Copy every line below that has the word "Rahman" in it.

[[ SOURCE RECORDS open ]]

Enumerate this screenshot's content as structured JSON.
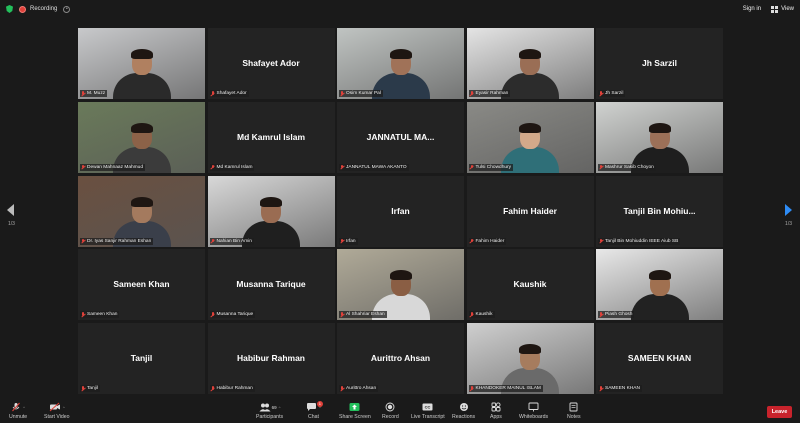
{
  "topbar": {
    "recording_label": "Recording",
    "signin_label": "Sign in",
    "view_label": "View"
  },
  "navigation": {
    "left_page": "1/3",
    "right_page": "1/3"
  },
  "tiles": [
    {
      "name": "M. Muzz",
      "big": "",
      "video": true,
      "skin": "#b08060",
      "bg": "#c8c9cb",
      "shirt": "#2a2a2a"
    },
    {
      "name": "Shafayet Ador",
      "big": "Shafayet Ador",
      "video": false
    },
    {
      "name": "Osim Kumar Pal",
      "big": "",
      "video": true,
      "skin": "#a07258",
      "bg": "#c0c4c2",
      "shirt": "#2b3a4a"
    },
    {
      "name": "Eyasir Rahman",
      "big": "",
      "video": true,
      "skin": "#9a6e55",
      "bg": "#e4e4e4",
      "shirt": "#2c2c2c"
    },
    {
      "name": "Jh Sarzil",
      "big": "Jh Sarzil",
      "video": false
    },
    {
      "name": "Dewan Mahnaaz Mahmud",
      "big": "",
      "video": true,
      "skin": "#8c6248",
      "bg": "#6a7a5a",
      "shirt": "#3b3b3b"
    },
    {
      "name": "Md Kamrul Islam",
      "big": "Md Kamrul Islam",
      "video": false
    },
    {
      "name": "JANNATUL MAWA AKANTO",
      "big": "JANNATUL  MA...",
      "video": false
    },
    {
      "name": "Tulsi Chowdhury",
      "big": "",
      "video": true,
      "skin": "#d2a98a",
      "bg": "#8a8a86",
      "shirt": "#2f6f78"
    },
    {
      "name": "Mashrur Sakib Choyon",
      "big": "",
      "video": true,
      "skin": "#9c7058",
      "bg": "#d0d2d0",
      "shirt": "#1e1e1e"
    },
    {
      "name": "Dr. Iyas Sanjir Rahman Eshan",
      "big": "",
      "video": true,
      "skin": "#a47a5e",
      "bg": "#6a5040",
      "shirt": "#3a3f4a"
    },
    {
      "name": "Nahian Bin Amin",
      "big": "",
      "video": true,
      "skin": "#9a6c52",
      "bg": "#d8d8d8",
      "shirt": "#1f1f1f",
      "active": true
    },
    {
      "name": "Irfan",
      "big": "Irfan",
      "video": false
    },
    {
      "name": "Fahim Haider",
      "big": "Fahim Haider",
      "video": false
    },
    {
      "name": "Tanjil Bin Mohiuddin IEEE Aiub SB",
      "big": "Tanjil  Bin  Mohiu...",
      "video": false
    },
    {
      "name": "Sameen Khan",
      "big": "Sameen Khan",
      "video": false
    },
    {
      "name": "Musanna Tarique",
      "big": "Musanna Tarique",
      "video": false
    },
    {
      "name": "Al Shahriar Eshan",
      "big": "",
      "video": true,
      "skin": "#8a5e44",
      "bg": "#b0aa98",
      "shirt": "#d8d8d8"
    },
    {
      "name": "Kaushik",
      "big": "Kaushik",
      "video": false
    },
    {
      "name": "Piash Ghosh",
      "big": "",
      "video": true,
      "skin": "#a07050",
      "bg": "#e8e8e8",
      "shirt": "#222222"
    },
    {
      "name": "Tanjil",
      "big": "Tanjil",
      "video": false
    },
    {
      "name": "Habibur Rahman",
      "big": "Habibur Rahman",
      "video": false
    },
    {
      "name": "Aurittro Ahsan",
      "big": "Aurittro Ahsan",
      "video": false
    },
    {
      "name": "KHANDOKER MAINUL ISLAM",
      "big": "",
      "video": true,
      "skin": "#a67c5e",
      "bg": "#cfcfcf",
      "shirt": "#6a6a6a"
    },
    {
      "name": "SAMEEN KHAN",
      "big": "SAMEEN KHAN",
      "video": false
    }
  ],
  "toolbar": {
    "unmute": "Unmute",
    "start_video": "Start Video",
    "participants": "Participants",
    "participants_count": "69",
    "chat": "Chat",
    "chat_badge": "1",
    "share_screen": "Share Screen",
    "record": "Record",
    "live_transcript": "Live Transcript",
    "reactions": "Reactions",
    "apps": "Apps",
    "whiteboards": "Whiteboards",
    "notes": "Notes",
    "leave": "Leave"
  },
  "colors": {
    "accent": "#2e8cf5",
    "leave": "#c8232c",
    "share": "#23c05c",
    "active_speaker": "#b8e84a",
    "mute": "#e0413a"
  }
}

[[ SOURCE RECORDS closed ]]

RESPONSE AREA:
      "name": "Eyasir Rahman",
      "name": "Dr. Iyas Sanjir Rahman Eshan",
      "name": "Habibur Rahman",
      "big": "Habibur Rahman",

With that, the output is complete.